• Exercise aim
Check every line below for the word "JSON" and show those that hold it.

Available data: Begin

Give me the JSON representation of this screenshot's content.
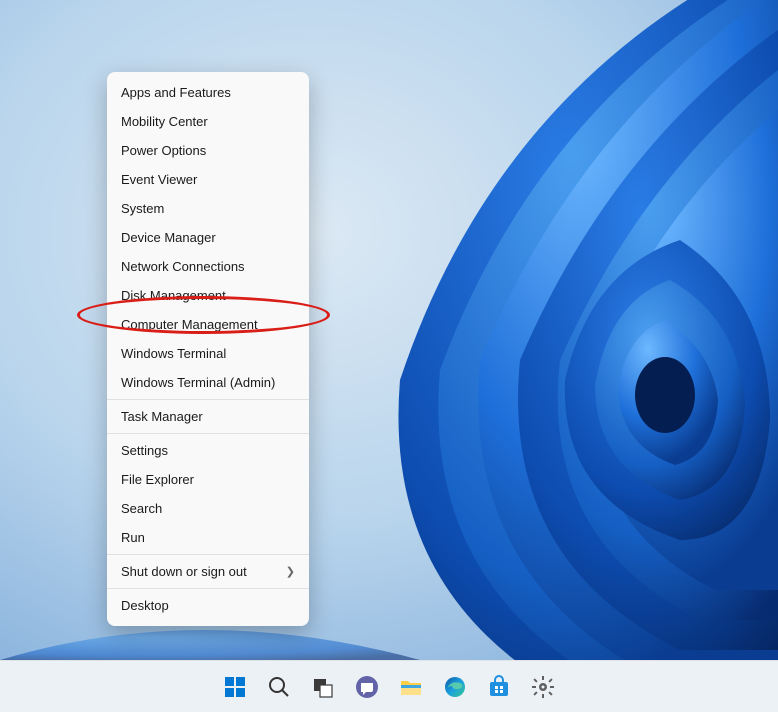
{
  "menu": {
    "groups": [
      [
        "Apps and Features",
        "Mobility Center",
        "Power Options",
        "Event Viewer",
        "System",
        "Device Manager",
        "Network Connections",
        "Disk Management",
        "Computer Management",
        "Windows Terminal",
        "Windows Terminal (Admin)"
      ],
      [
        "Task Manager"
      ],
      [
        "Settings",
        "File Explorer",
        "Search",
        "Run"
      ],
      [
        "Shut down or sign out"
      ],
      [
        "Desktop"
      ]
    ],
    "submenu_item": "Shut down or sign out",
    "highlighted_item": "Disk Management"
  },
  "taskbar": {
    "icons": [
      "start",
      "search",
      "task-view",
      "chat",
      "file-explorer",
      "edge",
      "store",
      "settings"
    ]
  },
  "colors": {
    "highlight_ring": "#d91e18",
    "menu_bg": "#f9f9f9",
    "taskbar_bg": "rgba(238,242,246,0.75)"
  }
}
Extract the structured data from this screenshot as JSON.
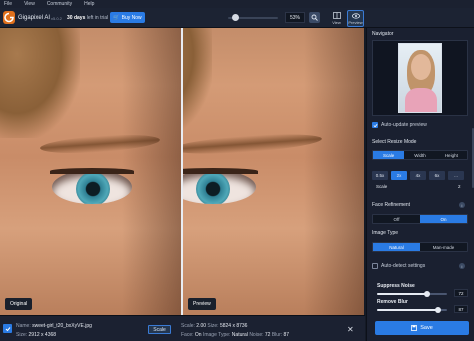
{
  "menu": [
    "File",
    "View",
    "Community",
    "Help"
  ],
  "app": {
    "name": "Gigapixel AI",
    "version": "v5.0.2"
  },
  "trial": {
    "days": "30 days",
    "suffix": "left in trial"
  },
  "buy_now": "Buy Now",
  "zoom": {
    "value": "53%",
    "slider_level": 0.15
  },
  "view_buttons": {
    "view": "View",
    "preview": "Preview"
  },
  "panes": {
    "original_label": "Original",
    "preview_label": "Preview"
  },
  "file": {
    "name_label": "Name:",
    "name": "sweet-girl_t20_bxXyVE.jpg",
    "size_label": "Size:",
    "size": "2912 x 4368",
    "scale_button": "Scale"
  },
  "output": {
    "scale_label": "Scale:",
    "scale": "2.00",
    "size_label": "Size:",
    "size": "5824 x 8736",
    "face_label": "Face:",
    "face": "On",
    "type_label": "Image Type:",
    "type": "Natural",
    "noise_label": "Noise:",
    "noise": "72",
    "blur_label": "Blur:",
    "blur": "87"
  },
  "sidebar": {
    "navigator_title": "Navigator",
    "auto_update": "Auto-update preview",
    "resize_mode_title": "Select Resize Mode",
    "resize_modes": [
      "Scale",
      "Width",
      "Height"
    ],
    "scale_options": [
      "0.5x",
      "2x",
      "4x",
      "6x",
      "..."
    ],
    "scale_label": "Scale",
    "scale_value": "2",
    "face_title": "Face Refinement",
    "face_options": [
      "Off",
      "On"
    ],
    "image_type_title": "Image Type",
    "image_types": [
      "Natural",
      "Man-made"
    ],
    "auto_detect": "Auto-detect settings",
    "suppress_noise_label": "Suppress Noise",
    "suppress_noise_value": "72",
    "remove_blur_label": "Remove Blur",
    "remove_blur_value": "87",
    "save": "Save"
  },
  "colors": {
    "accent": "#2a7be4",
    "brand": "#e0701c",
    "panel": "#1a2030"
  }
}
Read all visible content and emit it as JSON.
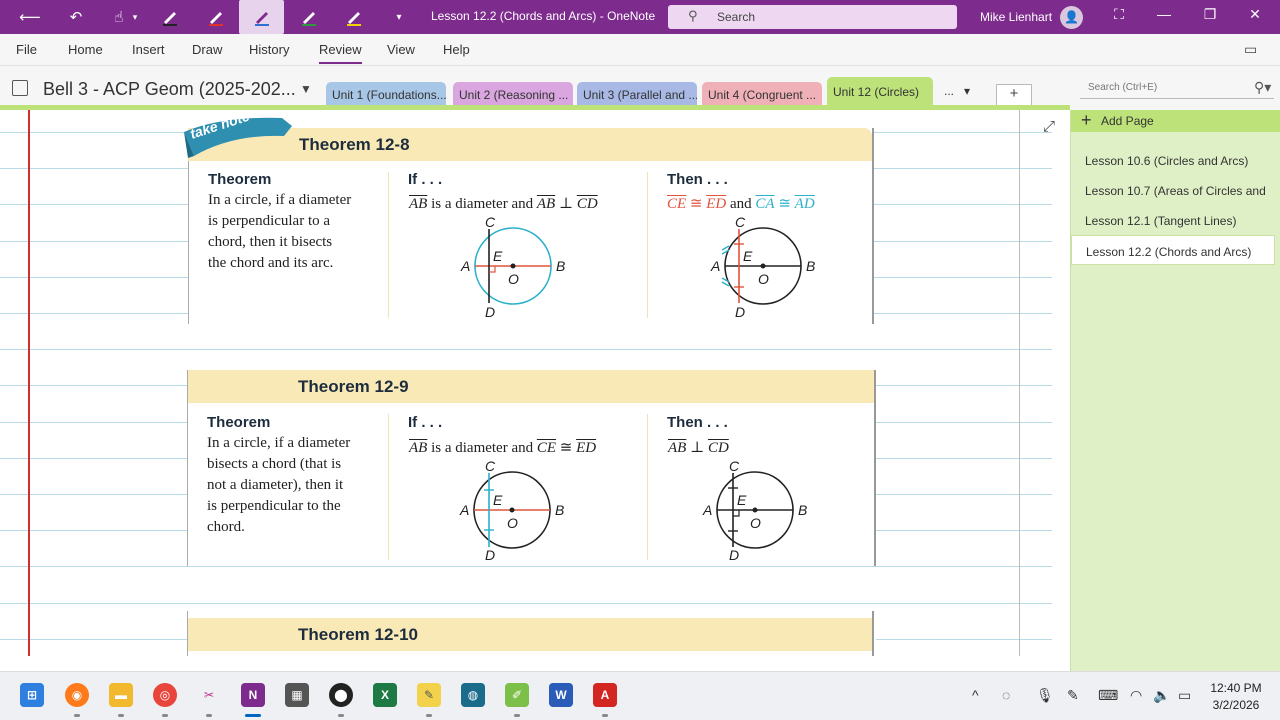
{
  "titlebar": {
    "doc_title": "Lesson 12.2 (Chords and Arcs)  -  OneNote",
    "search_placeholder": "Search",
    "user_name": "Mike Lienhart",
    "pen_colors": [
      "#222222",
      "#e0312d",
      "#2f6fd1",
      "#2e9a3d",
      "#f0d400"
    ]
  },
  "ribbon": {
    "tabs": [
      "File",
      "Home",
      "Insert",
      "Draw",
      "History",
      "Review",
      "View",
      "Help"
    ],
    "active_tab": "Review"
  },
  "notebook": {
    "name": "Bell 3 - ACP Geom (2025-202...",
    "sections": [
      {
        "label": "Unit 1 (Foundations...",
        "color": "#a8c6e6"
      },
      {
        "label": "Unit 2 (Reasoning ...",
        "color": "#d9a6e0"
      },
      {
        "label": "Unit 3 (Parallel and ...",
        "color": "#a8b9e6"
      },
      {
        "label": "Unit 4 (Congruent ...",
        "color": "#efb1b7"
      },
      {
        "label": "Unit 12 (Circles)",
        "color": "#bde27a"
      }
    ],
    "more_label": "...",
    "page_search_placeholder": "Search (Ctrl+E)"
  },
  "pages_pane": {
    "add_label": "Add Page",
    "pages": [
      "Lesson 10.6 (Circles and Arcs)",
      "Lesson 10.7 (Areas of Circles and",
      "Lesson 12.1 (Tangent Lines)",
      "Lesson 12.2 (Chords and Arcs)"
    ],
    "active_index": 3
  },
  "content": {
    "take_note": "take note",
    "col_labels": {
      "theorem": "Theorem",
      "if": "If . . .",
      "then": "Then . . ."
    },
    "theorem_12_8": {
      "title": "Theorem 12-8",
      "statement_lines": [
        "In a circle, if a diameter",
        "is perpendicular to a",
        "chord, then it bisects",
        "the chord and its arc."
      ],
      "if": {
        "seg1": "AB",
        "mid": "is a diameter and",
        "seg2": "AB",
        "perp": "⊥",
        "seg3": "CD"
      },
      "then": {
        "seg1": "CE",
        "cong": "≅",
        "seg2": "ED",
        "and": "and",
        "arc1": "CA",
        "arc2": "AD"
      }
    },
    "theorem_12_9": {
      "title": "Theorem 12-9",
      "statement_lines": [
        "In a circle, if a diameter",
        "bisects a chord (that is",
        "not a diameter), then it",
        "is perpendicular to the",
        "chord."
      ],
      "if": {
        "seg1": "AB",
        "mid": "is a diameter and",
        "seg2": "CE",
        "cong": "≅",
        "seg3": "ED"
      },
      "then": {
        "seg1": "AB",
        "perp": "⊥",
        "seg2": "CD"
      }
    },
    "theorem_12_10": {
      "title": "Theorem 12-10"
    },
    "point_labels": {
      "a": "A",
      "b": "B",
      "c": "C",
      "d": "D",
      "e": "E",
      "o": "O"
    }
  },
  "taskbar": {
    "apps": [
      "start",
      "firefox",
      "file-explorer",
      "chrome",
      "snipping-tool",
      "onenote",
      "calculator",
      "davinci",
      "excel",
      "pencil-app",
      "webex",
      "green-app",
      "word",
      "acrobat"
    ],
    "active_app": "onenote",
    "time": "12:40 PM",
    "date": "3/2/2026"
  }
}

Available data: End

• Solution for this problem
Give me the JSON representation of this screenshot's content.
Extract the structured data from this screenshot as JSON.
Read all visible content and emit it as JSON.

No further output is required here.